I experience this weird thing where I literally don’t know where to start on the laundry list of things I want to or need to do sometimes because of the former, or worrying that what I’m doing isn’t good enough because of the latter. I try to take a step back and really recognize what I have done, that I have accomplished certain things I set out to do, and to remind myself that I’m capable. Sometimes we can spend so much time beating ourselves up or have tunnel vision on hitting a certain goal or whatever the “next thing” is that we don’t spend nearly enough time showing ourselves any gratitude or kindness for what we’ve already been able to do.
What resources or tools do you use daily and have found most beneficial to your working process?
I depend a lot on Trello for my job as an editor. It’s how I keep our FANGRRLS editorial calendar organized and any other projects, like one we just completed for our Strong Female Characters podcast. Also Freedom (obviously) the Calm app, Spotify, and weirdly enough my Furbo. I have two dogs and being able to check in on them and say hi and throw them some treats is super helpful when I’m feeling stressed out or anxious and away from home. Managing stress and anxiety is just as instrumental to accomplishing whatever goals you have as the actual work itself.

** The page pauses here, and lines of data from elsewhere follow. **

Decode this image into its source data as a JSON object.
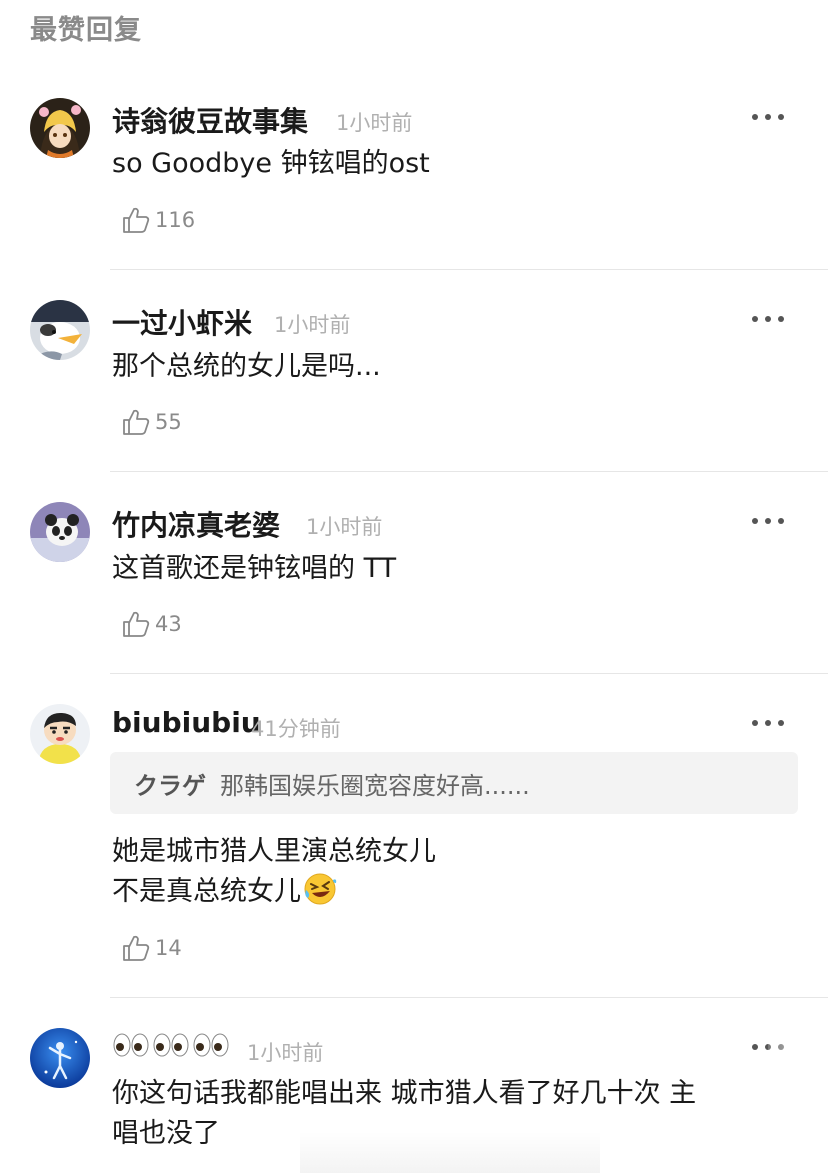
{
  "section_title": "最赞回复",
  "comments": [
    {
      "username": "诗翁彼豆故事集",
      "time": "1小时前",
      "text": "so Goodbye 钟铉唱的ost",
      "likes": "116",
      "avatar_icon": "anime-character-avatar-icon"
    },
    {
      "username": "一过小虾米",
      "time": "1小时前",
      "text": "那个总统的女儿是吗...",
      "likes": "55",
      "avatar_icon": "penguin-avatar-icon"
    },
    {
      "username": "竹内凉真老婆",
      "time": "1小时前",
      "text": "这首歌还是钟铉唱的 TT",
      "likes": "43",
      "avatar_icon": "panda-avatar-icon"
    },
    {
      "username": "biubiubiu",
      "time": "41分钟前",
      "quote_user": "クラゲ",
      "quote_text": "那韩国娱乐圈宽容度好高......",
      "text_line1": "她是城市猎人里演总统女儿",
      "text_line2": "不是真总统女儿",
      "likes": "14",
      "avatar_icon": "cartoon-boy-avatar-icon"
    },
    {
      "username": "",
      "time": "1小时前",
      "text_line1": "你这句话我都能唱出来 城市猎人看了好几十次 主",
      "text_line2": "唱也没了",
      "avatar_icon": "blue-figure-avatar-icon"
    }
  ],
  "colors": {
    "title_gray": "#8a8a8a",
    "time_gray": "#b0b0b0",
    "text": "#1a1a1a",
    "divider": "#e6e6e6",
    "quote_bg": "#f3f3f3"
  }
}
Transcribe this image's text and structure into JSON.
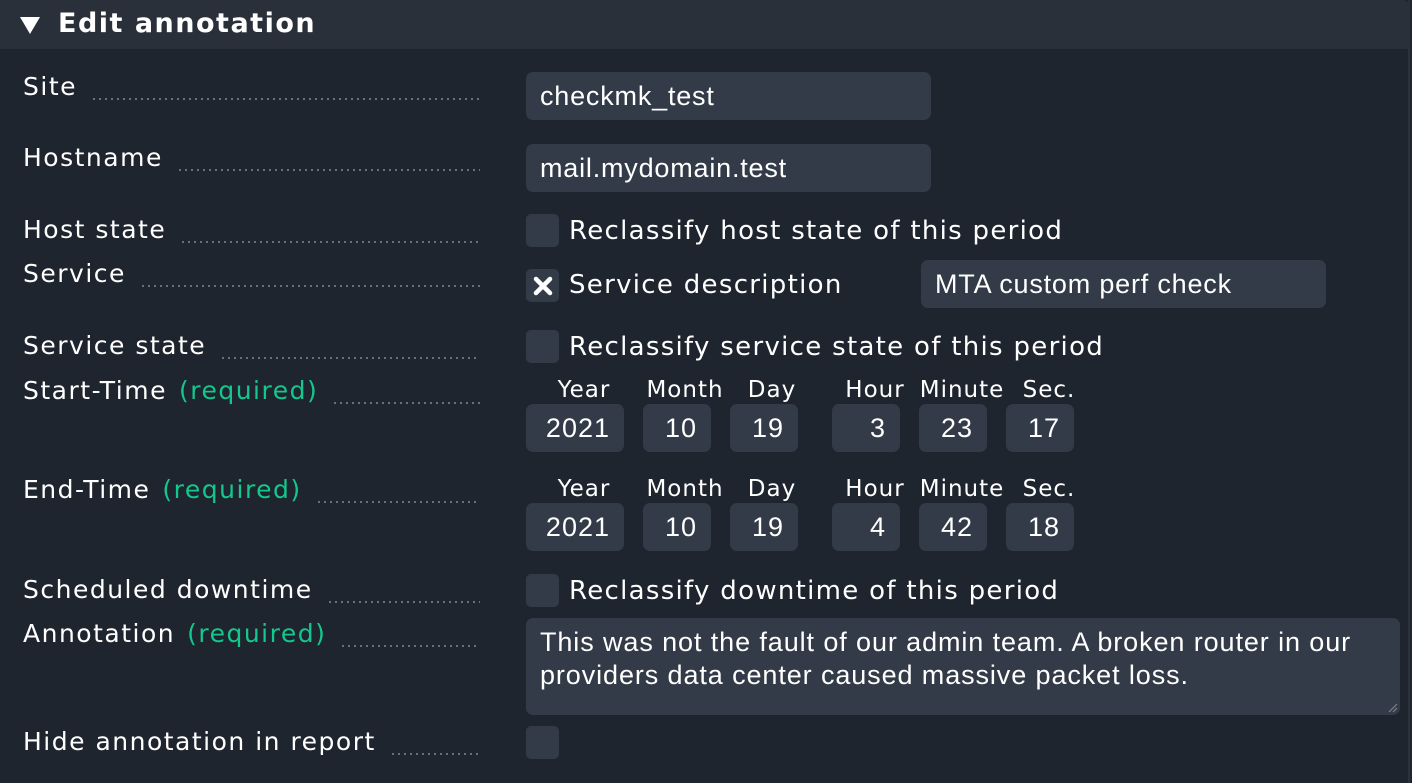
{
  "header": {
    "title": "Edit annotation"
  },
  "fields": {
    "site": {
      "label": "Site",
      "value": "checkmk_test"
    },
    "hostname": {
      "label": "Hostname",
      "value": "mail.mydomain.test"
    },
    "host_state": {
      "label": "Host state",
      "checkbox_label": "Reclassify host state of this period",
      "checked": false
    },
    "service": {
      "label": "Service",
      "checkbox_label": "Service description",
      "checked": true,
      "value": "MTA custom perf check"
    },
    "service_state": {
      "label": "Service state",
      "checkbox_label": "Reclassify service state of this period",
      "checked": false
    },
    "start_time": {
      "label": "Start-Time",
      "required": "(required)",
      "headers": {
        "year": "Year",
        "month": "Month",
        "day": "Day",
        "hour": "Hour",
        "minute": "Minute",
        "sec": "Sec."
      },
      "values": {
        "year": "2021",
        "month": "10",
        "day": "19",
        "hour": "3",
        "minute": "23",
        "sec": "17"
      }
    },
    "end_time": {
      "label": "End-Time",
      "required": "(required)",
      "headers": {
        "year": "Year",
        "month": "Month",
        "day": "Day",
        "hour": "Hour",
        "minute": "Minute",
        "sec": "Sec."
      },
      "values": {
        "year": "2021",
        "month": "10",
        "day": "19",
        "hour": "4",
        "minute": "42",
        "sec": "18"
      }
    },
    "scheduled_downtime": {
      "label": "Scheduled downtime",
      "checkbox_label": "Reclassify downtime of this period",
      "checked": false
    },
    "annotation": {
      "label": "Annotation",
      "required": "(required)",
      "value": "This was not the fault of our admin team. A broken router in our providers data center caused massive packet loss."
    },
    "hide_annotation": {
      "label": "Hide annotation in report",
      "checked": false
    }
  },
  "colors": {
    "background": "#1f252e",
    "input_bg": "#323b47",
    "required": "#14c78c",
    "header_bg": "#29303a"
  }
}
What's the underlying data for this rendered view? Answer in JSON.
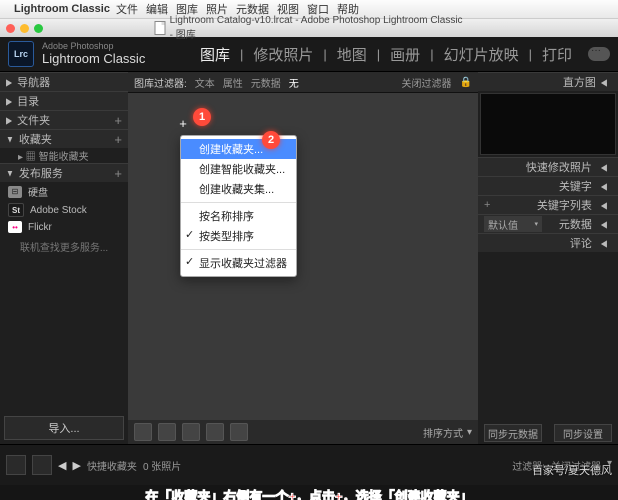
{
  "mac_menu": [
    "Lightroom Classic",
    "文件",
    "编辑",
    "图库",
    "照片",
    "元数据",
    "视图",
    "窗口",
    "帮助"
  ],
  "window_title": "Lightroom Catalog-v10.lrcat - Adobe Photoshop Lightroom Classic - 图库",
  "app": {
    "brand_small": "Adobe Photoshop",
    "brand_big": "Lightroom Classic",
    "badge": "Lrc"
  },
  "modules": {
    "lib": "图库",
    "dev": "修改照片",
    "map": "地图",
    "book": "画册",
    "slide": "幻灯片放映",
    "print": "打印"
  },
  "left": {
    "nav": "导航器",
    "catalog": "目录",
    "folders": "文件夹",
    "collections": "收藏夹",
    "smart": "智能收藏夹",
    "publish": "发布服务",
    "svc_hd": "硬盘",
    "svc_stock": "Adobe Stock",
    "svc_flickr": "Flickr",
    "more": "联机查找更多服务...",
    "import": "导入..."
  },
  "filter_bar": {
    "label": "图库过滤器:",
    "text": "文本",
    "attr": "属性",
    "meta": "元数据",
    "none": "无",
    "off": "关闭过滤器"
  },
  "context_menu": {
    "create": "创建收藏夹...",
    "create_smart": "创建智能收藏夹...",
    "create_set": "创建收藏夹集...",
    "by_name": "按名称排序",
    "by_type": "按类型排序",
    "show_filter": "显示收藏夹过滤器"
  },
  "markers": {
    "m1": "1",
    "m2": "2"
  },
  "right": {
    "hist": "直方图",
    "quick": "快速修改照片",
    "keyword": "关键字",
    "keyword_list": "关键字列表",
    "metadata": "元数据",
    "comments": "评论",
    "preset": "默认值",
    "sync": "同步元数据",
    "sync2": "同步设置"
  },
  "bottom_tb": {
    "sort": "排序方式"
  },
  "film": {
    "count": "0 张照片",
    "quick": "快捷收藏夹",
    "filter": "过滤器:",
    "off": "关闭过滤器"
  },
  "caption": "在「收藏夹」右侧有一个+，点击+，选择「创建收藏夹」",
  "byline": "百家号/夏天德风"
}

What projects are you currently most excited about?
We just did a limited series for Women’s History month as part of our Strong Female Characters podcast called “Forgotten Women of Genre”. We told the stories of 31 different women that worked in science fiction, fantasy, and horror and the impact their work has had on some of the most famous franchises. I’m so proud of how it turned out and how hard we all worked on it, especially since amplifying the voices and work of women is incredibly important to me. I’m also starting a fundraising organization called Fandom to the Rescue to help raise money for rescue groups and other nonprofits that work to rescue, advocate, and work with dogs. There are some other things in the pipeline, but I can’t talk about them just yet.
What do you do outside of your work routine that helps you stay healthy and productive?
I meditate, work out, and spend as much time with my dogs as possible. I also go to therapy because I firmly believe everyone should.
Where are you currently based?
To learn more about Cher Martinetti or her work, visit her site at CherMartinetti.com